- Exercise prompt: The output should be identical to the entries that follow.
↓↓↓
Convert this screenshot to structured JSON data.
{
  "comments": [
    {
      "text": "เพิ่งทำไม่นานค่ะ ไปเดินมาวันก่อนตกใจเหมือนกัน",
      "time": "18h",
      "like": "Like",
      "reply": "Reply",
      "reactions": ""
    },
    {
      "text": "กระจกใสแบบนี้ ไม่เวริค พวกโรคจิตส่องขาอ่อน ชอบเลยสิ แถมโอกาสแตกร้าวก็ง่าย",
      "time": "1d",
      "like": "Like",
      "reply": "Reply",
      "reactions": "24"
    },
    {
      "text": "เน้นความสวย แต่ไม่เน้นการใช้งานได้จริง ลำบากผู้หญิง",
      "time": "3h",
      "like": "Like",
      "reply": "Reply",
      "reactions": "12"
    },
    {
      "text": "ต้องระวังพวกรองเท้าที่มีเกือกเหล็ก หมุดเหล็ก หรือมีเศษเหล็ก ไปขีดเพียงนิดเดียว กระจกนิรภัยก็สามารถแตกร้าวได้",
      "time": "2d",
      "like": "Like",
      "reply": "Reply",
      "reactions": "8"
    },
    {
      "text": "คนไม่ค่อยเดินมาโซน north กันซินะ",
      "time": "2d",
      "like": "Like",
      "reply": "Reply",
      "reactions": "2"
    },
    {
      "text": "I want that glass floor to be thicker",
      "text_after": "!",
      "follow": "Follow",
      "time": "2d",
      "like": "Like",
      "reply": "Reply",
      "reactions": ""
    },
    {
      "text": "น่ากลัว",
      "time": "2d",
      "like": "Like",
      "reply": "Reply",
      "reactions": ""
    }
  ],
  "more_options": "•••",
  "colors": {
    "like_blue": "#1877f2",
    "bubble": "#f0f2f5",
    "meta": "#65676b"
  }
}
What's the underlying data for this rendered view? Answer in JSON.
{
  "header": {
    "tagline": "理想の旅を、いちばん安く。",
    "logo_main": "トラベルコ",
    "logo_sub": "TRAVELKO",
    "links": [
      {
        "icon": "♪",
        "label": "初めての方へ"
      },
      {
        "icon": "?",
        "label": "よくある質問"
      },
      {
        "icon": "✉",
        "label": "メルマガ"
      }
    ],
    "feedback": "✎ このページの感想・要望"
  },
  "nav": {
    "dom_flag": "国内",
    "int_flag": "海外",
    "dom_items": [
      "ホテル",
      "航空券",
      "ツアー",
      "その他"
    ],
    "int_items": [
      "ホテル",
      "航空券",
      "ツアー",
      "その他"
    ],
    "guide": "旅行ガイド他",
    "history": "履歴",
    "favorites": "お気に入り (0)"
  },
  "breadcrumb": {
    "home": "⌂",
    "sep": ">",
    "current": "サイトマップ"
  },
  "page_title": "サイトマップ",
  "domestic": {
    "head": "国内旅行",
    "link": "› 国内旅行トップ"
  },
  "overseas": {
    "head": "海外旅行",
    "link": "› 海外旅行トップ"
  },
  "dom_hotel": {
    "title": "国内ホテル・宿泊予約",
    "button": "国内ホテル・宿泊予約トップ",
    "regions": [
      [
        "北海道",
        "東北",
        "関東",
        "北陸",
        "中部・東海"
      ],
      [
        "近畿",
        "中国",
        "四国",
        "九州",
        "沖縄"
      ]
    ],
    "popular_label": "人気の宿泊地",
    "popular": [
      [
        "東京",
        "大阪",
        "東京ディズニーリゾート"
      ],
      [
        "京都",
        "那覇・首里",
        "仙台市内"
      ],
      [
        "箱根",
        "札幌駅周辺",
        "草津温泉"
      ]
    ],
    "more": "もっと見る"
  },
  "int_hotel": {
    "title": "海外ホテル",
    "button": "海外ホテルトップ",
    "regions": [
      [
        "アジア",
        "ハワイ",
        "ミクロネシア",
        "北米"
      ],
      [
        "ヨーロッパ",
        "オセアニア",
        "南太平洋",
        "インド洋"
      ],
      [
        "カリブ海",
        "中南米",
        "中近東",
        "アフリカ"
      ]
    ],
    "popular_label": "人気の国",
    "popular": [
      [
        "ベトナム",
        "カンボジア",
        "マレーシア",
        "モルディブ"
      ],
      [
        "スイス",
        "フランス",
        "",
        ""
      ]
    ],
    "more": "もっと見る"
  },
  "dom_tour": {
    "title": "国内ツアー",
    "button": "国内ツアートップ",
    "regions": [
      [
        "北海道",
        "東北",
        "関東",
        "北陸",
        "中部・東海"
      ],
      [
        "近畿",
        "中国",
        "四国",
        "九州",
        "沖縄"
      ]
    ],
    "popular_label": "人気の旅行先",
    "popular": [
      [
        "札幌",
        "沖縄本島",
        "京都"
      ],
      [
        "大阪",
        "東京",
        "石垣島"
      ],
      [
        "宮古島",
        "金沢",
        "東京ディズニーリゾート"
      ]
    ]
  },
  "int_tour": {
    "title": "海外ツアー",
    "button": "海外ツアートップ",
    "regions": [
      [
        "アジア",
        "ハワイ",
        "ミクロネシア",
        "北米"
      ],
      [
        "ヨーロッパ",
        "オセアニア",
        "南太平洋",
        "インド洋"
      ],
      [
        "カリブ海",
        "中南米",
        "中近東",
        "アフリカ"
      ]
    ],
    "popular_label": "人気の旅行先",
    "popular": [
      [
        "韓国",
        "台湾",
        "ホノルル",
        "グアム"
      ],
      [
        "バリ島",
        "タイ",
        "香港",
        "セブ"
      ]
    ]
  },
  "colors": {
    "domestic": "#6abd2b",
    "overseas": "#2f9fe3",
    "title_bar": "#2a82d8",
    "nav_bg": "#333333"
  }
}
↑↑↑
- Solution to the problem:
Convert this screenshot to structured JSON data.
{
  "comments": [
    {
      "text": "เพิ่งทำไม่นานค่ะ ไปเดินมาวันก่อนตกใจเหมือนกัน",
      "time": "18h",
      "like": "Like",
      "reply": "Reply",
      "reactions": ""
    },
    {
      "text": "กระจกใสแบบนี้ ไม่เวริค พวกโรคจิตส่องขาอ่อน ชอบเลยสิ แถมโอกาสแตกร้าวก็ง่าย",
      "time": "1d",
      "like": "Like",
      "reply": "Reply",
      "reactions": "24"
    },
    {
      "text": "เน้นความสวย แต่ไม่เน้นการใช้งานได้จริง ลำบากผู้หญิง",
      "time": "3h",
      "like": "Like",
      "reply": "Reply",
      "reactions": "12"
    },
    {
      "text": "ต้องระวังพวกรองเท้าที่มีเกือกเหล็ก หมุดเหล็ก หรือมีเศษเหล็ก ไปขีดเพียงนิดเดียว กระจกนิรภัยก็สามารถแตกร้าวได้",
      "time": "2d",
      "like": "Like",
      "reply": "Reply",
      "reactions": "8"
    },
    {
      "text": "คนไม่ค่อยเดินมาโซน north กันซินะ",
      "time": "2d",
      "like": "Like",
      "reply": "Reply",
      "reactions": "2"
    },
    {
      "text": "I want that glass floor to be thicker",
      "text_after": "!",
      "follow": "Follow",
      "time": "2d",
      "like": "Like",
      "reply": "Reply",
      "reactions": ""
    },
    {
      "text": "น่ากลัว",
      "time": "2d",
      "like": "Like",
      "reply": "Reply",
      "reactions": ""
    }
  ],
  "more_options": "•••",
  "colors": {
    "like_blue": "#1877f2",
    "bubble": "#f0f2f5",
    "meta": "#65676b"
  }
}
What's the underlying data for this rendered view? Answer in JSON.
{
  "header": {
    "tagline": "理想の旅を、いちばん安く。",
    "logo_main": "トラベルコ",
    "logo_sub": "TRAVELKO",
    "links": [
      {
        "icon": "♪",
        "label": "初めての方へ"
      },
      {
        "icon": "?",
        "label": "よくある質問"
      },
      {
        "icon": "✉",
        "label": "メルマガ"
      }
    ],
    "feedback": "✎ このページの感想・要望"
  },
  "nav": {
    "dom_flag": "国内",
    "int_flag": "海外",
    "dom_items": [
      "ホテル",
      "航空券",
      "ツアー",
      "その他"
    ],
    "int_items": [
      "ホテル",
      "航空券",
      "ツアー",
      "その他"
    ],
    "guide": "旅行ガイド他",
    "history": "履歴",
    "favorites": "お気に入り (0)"
  },
  "breadcrumb": {
    "home": "⌂",
    "sep": ">",
    "current": "サイトマップ"
  },
  "page_title": "サイトマップ",
  "domestic": {
    "head": "国内旅行",
    "link": "› 国内旅行トップ"
  },
  "overseas": {
    "head": "海外旅行",
    "link": "› 海外旅行トップ"
  },
  "dom_hotel": {
    "title": "国内ホテル・宿泊予約",
    "button": "国内ホテル・宿泊予約トップ",
    "regions": [
      [
        "北海道",
        "東北",
        "関東",
        "北陸",
        "中部・東海"
      ],
      [
        "近畿",
        "中国",
        "四国",
        "九州",
        "沖縄"
      ]
    ],
    "popular_label": "人気の宿泊地",
    "popular": [
      [
        "東京",
        "大阪",
        "東京ディズニーリゾート"
      ],
      [
        "京都",
        "那覇・首里",
        "仙台市内"
      ],
      [
        "箱根",
        "札幌駅周辺",
        "草津温泉"
      ]
    ],
    "more": "もっと見る"
  },
  "int_hotel": {
    "title": "海外ホテル",
    "button": "海外ホテルトップ",
    "regions": [
      [
        "アジア",
        "ハワイ",
        "ミクロネシア",
        "北米"
      ],
      [
        "ヨーロッパ",
        "オセアニア",
        "南太平洋",
        "インド洋"
      ],
      [
        "カリブ海",
        "中南米",
        "中近東",
        "アフリカ"
      ]
    ],
    "popular_label": "人気の国",
    "popular": [
      [
        "ベトナム",
        "カンボジア",
        "マレーシア",
        "モルディブ"
      ],
      [
        "スイス",
        "フランス",
        "",
        ""
      ]
    ],
    "more": "もっと見る"
  },
  "dom_tour": {
    "title": "国内ツアー",
    "button": "国内ツアートップ",
    "regions": [
      [
        "北海道",
        "東北",
        "関東",
        "北陸",
        "中部・東海"
      ],
      [
        "近畿",
        "中国",
        "四国",
        "九州",
        "沖縄"
      ]
    ],
    "popular_label": "人気の旅行先",
    "popular": [
      [
        "札幌",
        "沖縄本島",
        "京都"
      ],
      [
        "大阪",
        "東京",
        "石垣島"
      ],
      [
        "宮古島",
        "金沢",
        "東京ディズニーリゾート"
      ]
    ]
  },
  "int_tour": {
    "title": "海外ツアー",
    "button": "海外ツアートップ",
    "regions": [
      [
        "アジア",
        "ハワイ",
        "ミクロネシア",
        "北米"
      ],
      [
        "ヨーロッパ",
        "オセアニア",
        "南太平洋",
        "インド洋"
      ],
      [
        "カリブ海",
        "中南米",
        "中近東",
        "アフリカ"
      ]
    ],
    "popular_label": "人気の旅行先",
    "popular": [
      [
        "韓国",
        "台湾",
        "ホノルル",
        "グアム"
      ],
      [
        "バリ島",
        "タイ",
        "香港",
        "セブ"
      ]
    ]
  },
  "colors": {
    "domestic": "#6abd2b",
    "overseas": "#2f9fe3",
    "title_bar": "#2a82d8",
    "nav_bg": "#333333"
  }
}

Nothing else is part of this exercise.